* _ABOUT THIS TASK_: Every line of the entries below that carries the string "Save" should be copied.
[DATA LISTING Boundary: Start]
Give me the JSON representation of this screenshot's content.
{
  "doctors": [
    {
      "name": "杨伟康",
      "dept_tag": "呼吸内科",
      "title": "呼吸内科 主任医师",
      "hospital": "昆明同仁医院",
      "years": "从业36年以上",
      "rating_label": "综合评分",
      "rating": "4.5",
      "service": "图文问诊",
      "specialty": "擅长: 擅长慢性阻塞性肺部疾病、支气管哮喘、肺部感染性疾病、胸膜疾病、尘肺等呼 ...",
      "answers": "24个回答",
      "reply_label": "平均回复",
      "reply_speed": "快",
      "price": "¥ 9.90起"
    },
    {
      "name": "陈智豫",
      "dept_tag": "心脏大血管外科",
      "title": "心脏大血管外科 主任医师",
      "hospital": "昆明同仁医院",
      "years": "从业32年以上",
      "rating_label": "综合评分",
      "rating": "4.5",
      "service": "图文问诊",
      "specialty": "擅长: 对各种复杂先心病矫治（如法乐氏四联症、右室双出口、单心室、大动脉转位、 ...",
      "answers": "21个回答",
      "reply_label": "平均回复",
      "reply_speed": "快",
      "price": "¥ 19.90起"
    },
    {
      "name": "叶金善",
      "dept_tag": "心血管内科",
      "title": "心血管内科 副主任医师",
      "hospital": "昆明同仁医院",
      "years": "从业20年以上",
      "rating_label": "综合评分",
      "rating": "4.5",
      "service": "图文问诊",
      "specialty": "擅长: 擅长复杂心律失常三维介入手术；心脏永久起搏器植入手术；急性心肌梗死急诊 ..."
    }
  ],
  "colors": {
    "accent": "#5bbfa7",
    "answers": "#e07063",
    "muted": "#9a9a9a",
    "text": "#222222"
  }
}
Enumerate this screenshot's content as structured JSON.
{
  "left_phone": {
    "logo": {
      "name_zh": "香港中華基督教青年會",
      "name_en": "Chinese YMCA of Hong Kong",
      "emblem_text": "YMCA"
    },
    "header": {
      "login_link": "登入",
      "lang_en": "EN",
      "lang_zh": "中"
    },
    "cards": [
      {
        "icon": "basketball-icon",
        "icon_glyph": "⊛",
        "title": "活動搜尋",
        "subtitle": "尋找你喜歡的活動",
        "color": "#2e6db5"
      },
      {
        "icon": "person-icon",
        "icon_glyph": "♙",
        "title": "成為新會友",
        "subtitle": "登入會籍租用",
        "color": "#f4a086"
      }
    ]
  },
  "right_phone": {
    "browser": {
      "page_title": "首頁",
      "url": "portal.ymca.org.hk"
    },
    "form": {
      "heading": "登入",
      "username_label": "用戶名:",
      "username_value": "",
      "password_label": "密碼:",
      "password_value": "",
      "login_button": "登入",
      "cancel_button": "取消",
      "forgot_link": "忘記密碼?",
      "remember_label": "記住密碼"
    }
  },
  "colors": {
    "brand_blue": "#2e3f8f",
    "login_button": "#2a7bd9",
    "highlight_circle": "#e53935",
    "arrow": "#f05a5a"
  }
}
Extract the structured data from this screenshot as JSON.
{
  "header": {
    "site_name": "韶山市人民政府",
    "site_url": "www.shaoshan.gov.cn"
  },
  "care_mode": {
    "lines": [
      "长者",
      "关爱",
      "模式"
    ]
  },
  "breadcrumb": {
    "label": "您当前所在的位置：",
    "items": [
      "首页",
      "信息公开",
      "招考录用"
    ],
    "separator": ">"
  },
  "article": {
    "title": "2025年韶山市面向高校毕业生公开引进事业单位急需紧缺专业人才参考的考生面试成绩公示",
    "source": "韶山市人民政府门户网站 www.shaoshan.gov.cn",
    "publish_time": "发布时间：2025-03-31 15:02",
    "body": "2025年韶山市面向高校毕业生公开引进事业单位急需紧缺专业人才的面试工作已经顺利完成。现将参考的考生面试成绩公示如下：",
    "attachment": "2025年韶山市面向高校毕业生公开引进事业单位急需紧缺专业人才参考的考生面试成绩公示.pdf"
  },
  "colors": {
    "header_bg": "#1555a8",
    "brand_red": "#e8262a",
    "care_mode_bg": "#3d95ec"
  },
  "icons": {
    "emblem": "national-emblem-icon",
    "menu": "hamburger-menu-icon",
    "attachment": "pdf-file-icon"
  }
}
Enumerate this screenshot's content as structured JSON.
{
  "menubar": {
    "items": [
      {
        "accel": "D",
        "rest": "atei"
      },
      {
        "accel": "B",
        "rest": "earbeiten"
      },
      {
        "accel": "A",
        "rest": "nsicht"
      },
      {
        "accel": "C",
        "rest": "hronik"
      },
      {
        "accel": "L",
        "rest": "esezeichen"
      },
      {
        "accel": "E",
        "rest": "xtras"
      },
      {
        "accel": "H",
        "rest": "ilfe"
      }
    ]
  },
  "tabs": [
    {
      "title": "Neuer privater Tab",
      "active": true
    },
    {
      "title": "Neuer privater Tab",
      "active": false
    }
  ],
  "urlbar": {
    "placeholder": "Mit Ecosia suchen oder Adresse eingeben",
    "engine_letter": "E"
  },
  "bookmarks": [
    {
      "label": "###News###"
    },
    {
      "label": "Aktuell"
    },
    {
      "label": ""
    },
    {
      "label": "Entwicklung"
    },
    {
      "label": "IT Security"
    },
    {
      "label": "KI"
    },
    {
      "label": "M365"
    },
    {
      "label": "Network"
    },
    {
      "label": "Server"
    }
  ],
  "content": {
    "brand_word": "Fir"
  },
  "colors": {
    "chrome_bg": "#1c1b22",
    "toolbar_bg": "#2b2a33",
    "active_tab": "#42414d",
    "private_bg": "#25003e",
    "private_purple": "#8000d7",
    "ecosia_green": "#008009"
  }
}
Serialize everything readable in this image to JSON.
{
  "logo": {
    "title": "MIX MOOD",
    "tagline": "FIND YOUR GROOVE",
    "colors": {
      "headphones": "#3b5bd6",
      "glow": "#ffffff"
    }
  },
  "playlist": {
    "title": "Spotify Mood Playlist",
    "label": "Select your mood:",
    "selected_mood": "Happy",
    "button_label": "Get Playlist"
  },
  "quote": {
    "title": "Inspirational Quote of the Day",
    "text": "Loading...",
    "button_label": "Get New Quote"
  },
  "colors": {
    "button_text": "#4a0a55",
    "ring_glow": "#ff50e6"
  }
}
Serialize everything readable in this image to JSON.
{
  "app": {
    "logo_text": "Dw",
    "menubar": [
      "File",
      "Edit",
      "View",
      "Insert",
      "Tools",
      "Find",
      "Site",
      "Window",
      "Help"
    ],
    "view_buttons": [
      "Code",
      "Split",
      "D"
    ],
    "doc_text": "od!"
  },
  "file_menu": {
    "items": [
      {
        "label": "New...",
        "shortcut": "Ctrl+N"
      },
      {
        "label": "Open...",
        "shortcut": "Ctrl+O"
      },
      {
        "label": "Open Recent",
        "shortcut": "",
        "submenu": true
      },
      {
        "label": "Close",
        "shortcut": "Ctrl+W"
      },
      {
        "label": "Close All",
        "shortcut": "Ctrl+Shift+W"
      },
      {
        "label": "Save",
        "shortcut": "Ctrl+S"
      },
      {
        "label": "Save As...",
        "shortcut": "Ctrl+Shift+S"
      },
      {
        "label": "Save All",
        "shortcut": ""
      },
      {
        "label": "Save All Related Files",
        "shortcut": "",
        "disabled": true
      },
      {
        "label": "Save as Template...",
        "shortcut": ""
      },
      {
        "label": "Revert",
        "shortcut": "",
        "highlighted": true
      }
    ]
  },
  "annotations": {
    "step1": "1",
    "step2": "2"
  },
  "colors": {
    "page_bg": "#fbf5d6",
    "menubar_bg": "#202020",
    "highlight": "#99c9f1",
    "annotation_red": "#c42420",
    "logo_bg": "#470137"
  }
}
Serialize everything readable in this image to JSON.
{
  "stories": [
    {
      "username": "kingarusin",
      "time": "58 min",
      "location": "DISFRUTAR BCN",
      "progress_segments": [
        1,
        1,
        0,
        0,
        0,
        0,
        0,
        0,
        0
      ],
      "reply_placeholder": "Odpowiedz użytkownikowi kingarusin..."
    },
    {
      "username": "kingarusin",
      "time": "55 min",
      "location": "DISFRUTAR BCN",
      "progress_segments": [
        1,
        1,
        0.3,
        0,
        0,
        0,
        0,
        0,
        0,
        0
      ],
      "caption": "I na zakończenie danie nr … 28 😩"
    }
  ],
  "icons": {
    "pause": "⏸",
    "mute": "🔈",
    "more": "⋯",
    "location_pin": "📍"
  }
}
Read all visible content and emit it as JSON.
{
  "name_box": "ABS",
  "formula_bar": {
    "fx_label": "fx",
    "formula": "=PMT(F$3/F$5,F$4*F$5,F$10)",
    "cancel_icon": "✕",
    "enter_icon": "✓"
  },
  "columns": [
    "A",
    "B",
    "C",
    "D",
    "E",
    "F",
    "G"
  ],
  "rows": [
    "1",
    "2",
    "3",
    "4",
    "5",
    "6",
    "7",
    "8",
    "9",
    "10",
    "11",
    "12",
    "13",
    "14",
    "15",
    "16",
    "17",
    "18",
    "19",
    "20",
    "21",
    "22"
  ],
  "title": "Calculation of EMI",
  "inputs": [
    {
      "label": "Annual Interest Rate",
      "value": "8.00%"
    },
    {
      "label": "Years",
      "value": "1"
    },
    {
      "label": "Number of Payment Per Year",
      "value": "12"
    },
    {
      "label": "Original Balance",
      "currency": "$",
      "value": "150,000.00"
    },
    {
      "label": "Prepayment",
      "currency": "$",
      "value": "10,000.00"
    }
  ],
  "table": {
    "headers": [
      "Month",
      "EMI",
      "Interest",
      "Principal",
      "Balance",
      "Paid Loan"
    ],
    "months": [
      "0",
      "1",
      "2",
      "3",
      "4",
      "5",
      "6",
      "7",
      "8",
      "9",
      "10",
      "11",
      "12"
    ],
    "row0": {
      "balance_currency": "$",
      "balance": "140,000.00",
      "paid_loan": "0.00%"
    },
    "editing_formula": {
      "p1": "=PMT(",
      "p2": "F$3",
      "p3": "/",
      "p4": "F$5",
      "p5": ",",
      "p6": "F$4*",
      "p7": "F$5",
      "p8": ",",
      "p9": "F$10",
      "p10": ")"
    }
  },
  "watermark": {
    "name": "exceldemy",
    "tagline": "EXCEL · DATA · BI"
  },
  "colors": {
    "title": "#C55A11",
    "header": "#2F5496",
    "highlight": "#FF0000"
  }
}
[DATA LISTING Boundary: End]
* _PROBLEM SOLUTION_:
        "label": "Save",
        "label": "Save As...",
        "label": "Save All",
        "label": "Save All Related Files",
        "label": "Save as Template...",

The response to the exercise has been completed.